More from Motoring

This one was a while coming, but I’m glad it finally did. A fair few issues back, I’d exclaimed at the ludicrous RS7 Performance. The RS7 was already plenty quick, and when I say ‘plenty’, I mean over-the-top, how-is-anyone-supposed-to-use-thisdaily quick. And then Audi slapped a Performance badge on it (in a manner of speaking. There’s no actual badge) and cranked up the output by some 30 bhp. Bonkers.

This one? The same. Now, I love the RS6. There’s so much character and substance to it. It’s delightfully fast, can more than easily do the run to the shops, it’s comfortable, and the best part is that it’s an estate that bangs out around 550 bhp. The car you see on these pages is for the people who want all of that sans the ‘around 550 bhp’. The RS6 Performance is for the lot who’d much rather say their car has ‘nearly 600 bhp’. Has a much better ring to it than 550, doesn’t it?

Nothing to tell you it’s the Performance, sadly

Now, while it’s doubtful that that’s what Audi was going for, I’m glad it did it, because my goodness, this RS6 is an absolute riot. It makes 597 bhp, has the brilliant quattro system, and when you’re in Dynamic, it pops and bangs on downshifts. Can’t be a better station wagon in production, right? There just can’t.

Okay, fine, those with an annoyingly keen eye might spot the fact that this is the older, fourth-gen RS6, whereas the fifth-gen A6 has debuted all over (except for India). And it is true that the interiors feels a tad dated, not to mention the exterior isn’t as nice to look at since you know of the existence of a sharper, meaner look for the same car, and that should matter to you. I understand.

That magic steering button. Chills every time

What could make up for it, possibly, is the fact that those gorgeous 21s come standard on the Performance instead of an option on the regular RS6. Other than that, though, there’s not much else that’s different. Having said that and thought that before I got in, I wondered what I was on about once I got a move on. In Comfort, it’s all nice and docile, and the ride’s wonderfully nice despite the ridiculous 30-profile sidewalls, but the touch of a button and into Dynamic is all it takes to transform this machine. It’s loud, terrifically fast, it pops and bangs (very important for an estate, you see), and just makes you smile. You really can’t put a price on that.

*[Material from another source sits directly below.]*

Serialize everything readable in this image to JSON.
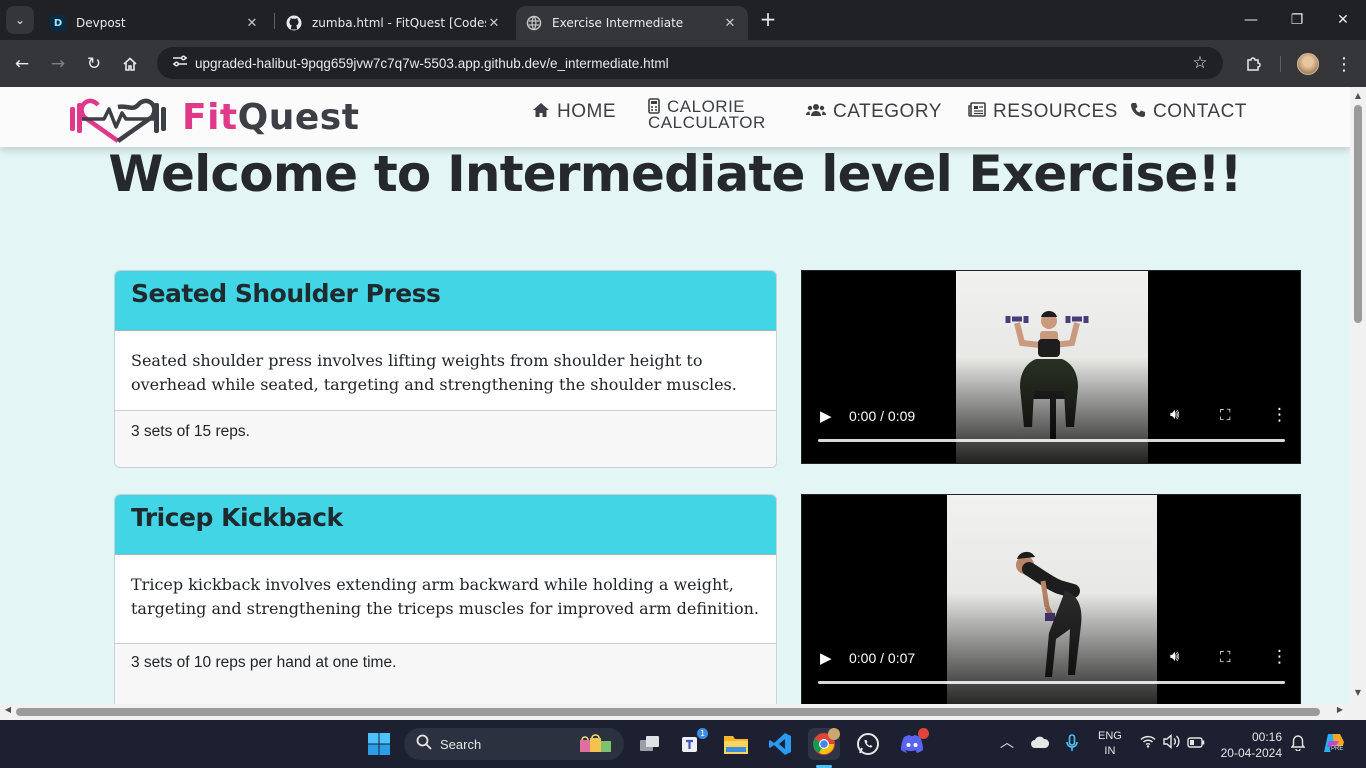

Just watching that rev counter dance (however briefly) and listening to the accompanying bark from behind you is good enough to brighten up even the most mundane Mondays. If you’re interested, the regular RS6 does the 0-100 kph sprint in 3.9 seconds. With the additional juice, the Performance brings that down to 3.7 seconds. Imperceptible for us, but what it does is quick. It does it very well, indeed.

And when you’re not in the mood to kill polar bears or make oil companies richer, the RS6 Performance’s 4.0-litre twin-turbo V8 also features the cylinder deactivation tech. What it does is essentially shut down a bank of cylinders while coasting. I didn’t get to test this (because I didn’t see why I’d need to), but I’m willing to take Audi’s word that it works. The one thing I do need to voice, though, is the steering. I wished it would be more chatty and more lively, because when you’re on the wrong side of 100 kph, well, you’d want your steering to be more chatty and more lively. Other than that, though, solid, solid car. Loved every minute in it. I don’t believe you’ll think that once you hear the price tag, or the Rs 30 lakh premium over the regular RS6, but think of it this way: you’re already on the wrong side of a crore; what’s a little more? Flip-side? Exclusivity. More than that, though, you get to say the words, ‘Yep. Nearly 600 bhp’ to every possible person you meet. Worth it.

Audi RS6 Avant Performance

Displacement: 3998cc, V8, twin-turbo petrol
Max power: 597 bhp@5700-6600 rpm
Max torque: 71.3 kgm@1750-6000 rpm
Transmission: 8-speed, auto

F/R: 285/30 ZR21

L/W/H (mm): 4979/2086/1461
Wheelbase: 2915 mm
Ground clearance: 120 mm
Kerb weight: 2580 kg
Fuel capacity: 75 litres

PRICE: Rs 1.65 crore (ex-showroom, India)

[This story was originally published in our September 2018 issue]